## PROBLEM STATEMENT
All the data should be printed again exactly as written.

## Saved data entries
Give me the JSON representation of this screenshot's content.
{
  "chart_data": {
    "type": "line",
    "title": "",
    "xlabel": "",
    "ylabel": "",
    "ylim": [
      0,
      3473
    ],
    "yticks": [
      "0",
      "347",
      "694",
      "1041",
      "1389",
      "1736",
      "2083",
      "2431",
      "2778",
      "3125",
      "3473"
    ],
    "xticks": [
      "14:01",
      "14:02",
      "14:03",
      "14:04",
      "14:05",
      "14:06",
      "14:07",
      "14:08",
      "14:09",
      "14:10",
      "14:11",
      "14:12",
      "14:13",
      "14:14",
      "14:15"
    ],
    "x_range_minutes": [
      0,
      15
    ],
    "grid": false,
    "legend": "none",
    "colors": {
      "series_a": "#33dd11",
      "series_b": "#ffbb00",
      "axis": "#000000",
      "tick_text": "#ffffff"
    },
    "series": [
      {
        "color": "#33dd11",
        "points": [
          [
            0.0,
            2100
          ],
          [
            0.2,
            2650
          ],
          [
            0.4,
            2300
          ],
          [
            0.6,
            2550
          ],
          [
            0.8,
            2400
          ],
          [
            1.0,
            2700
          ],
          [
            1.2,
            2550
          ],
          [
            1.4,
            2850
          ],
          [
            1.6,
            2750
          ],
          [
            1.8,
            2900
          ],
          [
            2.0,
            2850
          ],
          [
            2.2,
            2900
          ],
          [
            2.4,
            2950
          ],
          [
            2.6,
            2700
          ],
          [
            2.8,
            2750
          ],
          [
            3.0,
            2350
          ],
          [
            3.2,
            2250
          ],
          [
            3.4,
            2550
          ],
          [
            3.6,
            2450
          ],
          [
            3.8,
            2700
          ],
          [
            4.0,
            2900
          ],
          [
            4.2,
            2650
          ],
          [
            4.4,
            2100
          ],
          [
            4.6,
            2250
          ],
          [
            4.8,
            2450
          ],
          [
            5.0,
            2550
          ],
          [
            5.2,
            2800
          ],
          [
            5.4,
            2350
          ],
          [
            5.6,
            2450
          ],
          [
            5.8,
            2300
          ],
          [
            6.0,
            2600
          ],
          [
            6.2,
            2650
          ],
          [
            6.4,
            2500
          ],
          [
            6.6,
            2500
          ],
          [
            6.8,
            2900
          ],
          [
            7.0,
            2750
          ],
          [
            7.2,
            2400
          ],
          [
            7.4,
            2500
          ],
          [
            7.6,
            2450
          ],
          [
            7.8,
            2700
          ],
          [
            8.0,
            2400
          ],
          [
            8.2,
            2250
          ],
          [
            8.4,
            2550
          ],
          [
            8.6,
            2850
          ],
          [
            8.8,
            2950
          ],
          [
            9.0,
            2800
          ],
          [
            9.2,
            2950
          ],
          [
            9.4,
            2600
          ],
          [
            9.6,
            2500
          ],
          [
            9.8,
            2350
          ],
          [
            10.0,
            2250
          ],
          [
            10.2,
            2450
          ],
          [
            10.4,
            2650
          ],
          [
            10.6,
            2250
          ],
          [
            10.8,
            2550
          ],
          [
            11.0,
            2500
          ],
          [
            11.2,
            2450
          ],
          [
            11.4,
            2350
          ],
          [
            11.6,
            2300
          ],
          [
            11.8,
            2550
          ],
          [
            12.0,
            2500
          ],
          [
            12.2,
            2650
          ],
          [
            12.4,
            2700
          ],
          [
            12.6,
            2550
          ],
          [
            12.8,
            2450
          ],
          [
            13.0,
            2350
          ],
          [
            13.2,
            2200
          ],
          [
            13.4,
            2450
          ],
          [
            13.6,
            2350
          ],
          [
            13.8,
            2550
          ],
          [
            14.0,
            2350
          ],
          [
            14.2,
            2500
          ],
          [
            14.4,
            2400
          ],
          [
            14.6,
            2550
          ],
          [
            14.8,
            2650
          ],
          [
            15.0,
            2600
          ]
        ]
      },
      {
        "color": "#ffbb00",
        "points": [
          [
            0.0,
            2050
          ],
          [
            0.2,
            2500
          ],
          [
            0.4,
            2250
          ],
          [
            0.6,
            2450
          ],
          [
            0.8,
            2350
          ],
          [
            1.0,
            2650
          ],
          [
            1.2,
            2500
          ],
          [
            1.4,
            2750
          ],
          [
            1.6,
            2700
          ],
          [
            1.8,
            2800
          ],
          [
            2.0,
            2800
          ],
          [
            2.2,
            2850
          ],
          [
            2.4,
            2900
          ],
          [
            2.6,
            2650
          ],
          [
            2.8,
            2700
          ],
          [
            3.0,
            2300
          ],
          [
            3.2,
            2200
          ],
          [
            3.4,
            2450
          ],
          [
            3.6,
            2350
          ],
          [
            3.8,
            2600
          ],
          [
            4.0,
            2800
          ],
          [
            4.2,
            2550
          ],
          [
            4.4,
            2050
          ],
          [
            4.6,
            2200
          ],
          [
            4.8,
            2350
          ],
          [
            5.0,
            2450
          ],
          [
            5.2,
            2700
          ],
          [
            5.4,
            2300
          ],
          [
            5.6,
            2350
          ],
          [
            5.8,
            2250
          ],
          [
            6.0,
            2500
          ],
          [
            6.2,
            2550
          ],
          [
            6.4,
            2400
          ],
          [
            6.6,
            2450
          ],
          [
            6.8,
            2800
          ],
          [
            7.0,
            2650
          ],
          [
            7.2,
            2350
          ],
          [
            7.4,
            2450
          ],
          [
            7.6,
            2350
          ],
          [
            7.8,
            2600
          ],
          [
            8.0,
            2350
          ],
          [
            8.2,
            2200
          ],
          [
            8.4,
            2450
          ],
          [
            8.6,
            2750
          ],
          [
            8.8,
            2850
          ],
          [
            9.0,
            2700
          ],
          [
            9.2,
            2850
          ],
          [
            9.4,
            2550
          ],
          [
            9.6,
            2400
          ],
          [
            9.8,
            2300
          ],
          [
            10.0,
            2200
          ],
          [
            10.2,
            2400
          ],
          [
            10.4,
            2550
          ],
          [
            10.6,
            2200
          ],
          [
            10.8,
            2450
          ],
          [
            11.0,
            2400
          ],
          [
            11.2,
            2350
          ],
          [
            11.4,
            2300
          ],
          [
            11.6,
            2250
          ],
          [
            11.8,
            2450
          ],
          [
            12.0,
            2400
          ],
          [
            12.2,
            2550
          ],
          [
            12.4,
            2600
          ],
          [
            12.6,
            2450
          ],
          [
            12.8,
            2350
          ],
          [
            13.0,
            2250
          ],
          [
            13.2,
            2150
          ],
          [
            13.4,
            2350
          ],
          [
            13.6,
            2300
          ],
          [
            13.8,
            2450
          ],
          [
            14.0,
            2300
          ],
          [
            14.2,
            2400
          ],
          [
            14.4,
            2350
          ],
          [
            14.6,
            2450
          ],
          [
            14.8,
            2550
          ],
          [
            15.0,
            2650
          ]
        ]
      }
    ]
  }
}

## YOUR RESPONSE
Give me the JSON representation of this screenshot's content.
{
  "chart_data": {
    "type": "line",
    "title": "",
    "xlabel": "",
    "ylabel": "",
    "ylim": [
      0,
      3473
    ],
    "yticks": [
      "0",
      "347",
      "694",
      "1041",
      "1389",
      "1736",
      "2083",
      "2431",
      "2778",
      "3125",
      "3473"
    ],
    "xticks": [
      "14:01",
      "14:02",
      "14:03",
      "14:04",
      "14:05",
      "14:06",
      "14:07",
      "14:08",
      "14:09",
      "14:10",
      "14:11",
      "14:12",
      "14:13",
      "14:14",
      "14:15"
    ],
    "x_range_minutes": [
      0,
      15
    ],
    "grid": false,
    "legend": "none",
    "colors": {
      "series_a": "#33dd11",
      "series_b": "#ffbb00",
      "axis": "#000000",
      "tick_text": "#ffffff"
    },
    "series": [
      {
        "color": "#33dd11",
        "points": [
          [
            0.0,
            2100
          ],
          [
            0.2,
            2650
          ],
          [
            0.4,
            2300
          ],
          [
            0.6,
            2550
          ],
          [
            0.8,
            2400
          ],
          [
            1.0,
            2700
          ],
          [
            1.2,
            2550
          ],
          [
            1.4,
            2850
          ],
          [
            1.6,
            2750
          ],
          [
            1.8,
            2900
          ],
          [
            2.0,
            2850
          ],
          [
            2.2,
            2900
          ],
          [
            2.4,
            2950
          ],
          [
            2.6,
            2700
          ],
          [
            2.8,
            2750
          ],
          [
            3.0,
            2350
          ],
          [
            3.2,
            2250
          ],
          [
            3.4,
            2550
          ],
          [
            3.6,
            2450
          ],
          [
            3.8,
            2700
          ],
          [
            4.0,
            2900
          ],
          [
            4.2,
            2650
          ],
          [
            4.4,
            2100
          ],
          [
            4.6,
            2250
          ],
          [
            4.8,
            2450
          ],
          [
            5.0,
            2550
          ],
          [
            5.2,
            2800
          ],
          [
            5.4,
            2350
          ],
          [
            5.6,
            2450
          ],
          [
            5.8,
            2300
          ],
          [
            6.0,
            2600
          ],
          [
            6.2,
            2650
          ],
          [
            6.4,
            2500
          ],
          [
            6.6,
            2500
          ],
          [
            6.8,
            2900
          ],
          [
            7.0,
            2750
          ],
          [
            7.2,
            2400
          ],
          [
            7.4,
            2500
          ],
          [
            7.6,
            2450
          ],
          [
            7.8,
            2700
          ],
          [
            8.0,
            2400
          ],
          [
            8.2,
            2250
          ],
          [
            8.4,
            2550
          ],
          [
            8.6,
            2850
          ],
          [
            8.8,
            2950
          ],
          [
            9.0,
            2800
          ],
          [
            9.2,
            2950
          ],
          [
            9.4,
            2600
          ],
          [
            9.6,
            2500
          ],
          [
            9.8,
            2350
          ],
          [
            10.0,
            2250
          ],
          [
            10.2,
            2450
          ],
          [
            10.4,
            2650
          ],
          [
            10.6,
            2250
          ],
          [
            10.8,
            2550
          ],
          [
            11.0,
            2500
          ],
          [
            11.2,
            2450
          ],
          [
            11.4,
            2350
          ],
          [
            11.6,
            2300
          ],
          [
            11.8,
            2550
          ],
          [
            12.0,
            2500
          ],
          [
            12.2,
            2650
          ],
          [
            12.4,
            2700
          ],
          [
            12.6,
            2550
          ],
          [
            12.8,
            2450
          ],
          [
            13.0,
            2350
          ],
          [
            13.2,
            2200
          ],
          [
            13.4,
            2450
          ],
          [
            13.6,
            2350
          ],
          [
            13.8,
            2550
          ],
          [
            14.0,
            2350
          ],
          [
            14.2,
            2500
          ],
          [
            14.4,
            2400
          ],
          [
            14.6,
            2550
          ],
          [
            14.8,
            2650
          ],
          [
            15.0,
            2600
          ]
        ]
      },
      {
        "color": "#ffbb00",
        "points": [
          [
            0.0,
            2050
          ],
          [
            0.2,
            2500
          ],
          [
            0.4,
            2250
          ],
          [
            0.6,
            2450
          ],
          [
            0.8,
            2350
          ],
          [
            1.0,
            2650
          ],
          [
            1.2,
            2500
          ],
          [
            1.4,
            2750
          ],
          [
            1.6,
            2700
          ],
          [
            1.8,
            2800
          ],
          [
            2.0,
            2800
          ],
          [
            2.2,
            2850
          ],
          [
            2.4,
            2900
          ],
          [
            2.6,
            2650
          ],
          [
            2.8,
            2700
          ],
          [
            3.0,
            2300
          ],
          [
            3.2,
            2200
          ],
          [
            3.4,
            2450
          ],
          [
            3.6,
            2350
          ],
          [
            3.8,
            2600
          ],
          [
            4.0,
            2800
          ],
          [
            4.2,
            2550
          ],
          [
            4.4,
            2050
          ],
          [
            4.6,
            2200
          ],
          [
            4.8,
            2350
          ],
          [
            5.0,
            2450
          ],
          [
            5.2,
            2700
          ],
          [
            5.4,
            2300
          ],
          [
            5.6,
            2350
          ],
          [
            5.8,
            2250
          ],
          [
            6.0,
            2500
          ],
          [
            6.2,
            2550
          ],
          [
            6.4,
            2400
          ],
          [
            6.6,
            2450
          ],
          [
            6.8,
            2800
          ],
          [
            7.0,
            2650
          ],
          [
            7.2,
            2350
          ],
          [
            7.4,
            2450
          ],
          [
            7.6,
            2350
          ],
          [
            7.8,
            2600
          ],
          [
            8.0,
            2350
          ],
          [
            8.2,
            2200
          ],
          [
            8.4,
            2450
          ],
          [
            8.6,
            2750
          ],
          [
            8.8,
            2850
          ],
          [
            9.0,
            2700
          ],
          [
            9.2,
            2850
          ],
          [
            9.4,
            2550
          ],
          [
            9.6,
            2400
          ],
          [
            9.8,
            2300
          ],
          [
            10.0,
            2200
          ],
          [
            10.2,
            2400
          ],
          [
            10.4,
            2550
          ],
          [
            10.6,
            2200
          ],
          [
            10.8,
            2450
          ],
          [
            11.0,
            2400
          ],
          [
            11.2,
            2350
          ],
          [
            11.4,
            2300
          ],
          [
            11.6,
            2250
          ],
          [
            11.8,
            2450
          ],
          [
            12.0,
            2400
          ],
          [
            12.2,
            2550
          ],
          [
            12.4,
            2600
          ],
          [
            12.6,
            2450
          ],
          [
            12.8,
            2350
          ],
          [
            13.0,
            2250
          ],
          [
            13.2,
            2150
          ],
          [
            13.4,
            2350
          ],
          [
            13.6,
            2300
          ],
          [
            13.8,
            2450
          ],
          [
            14.0,
            2300
          ],
          [
            14.2,
            2400
          ],
          [
            14.4,
            2350
          ],
          [
            14.6,
            2450
          ],
          [
            14.8,
            2550
          ],
          [
            15.0,
            2650
          ]
        ]
      }
    ]
  }
}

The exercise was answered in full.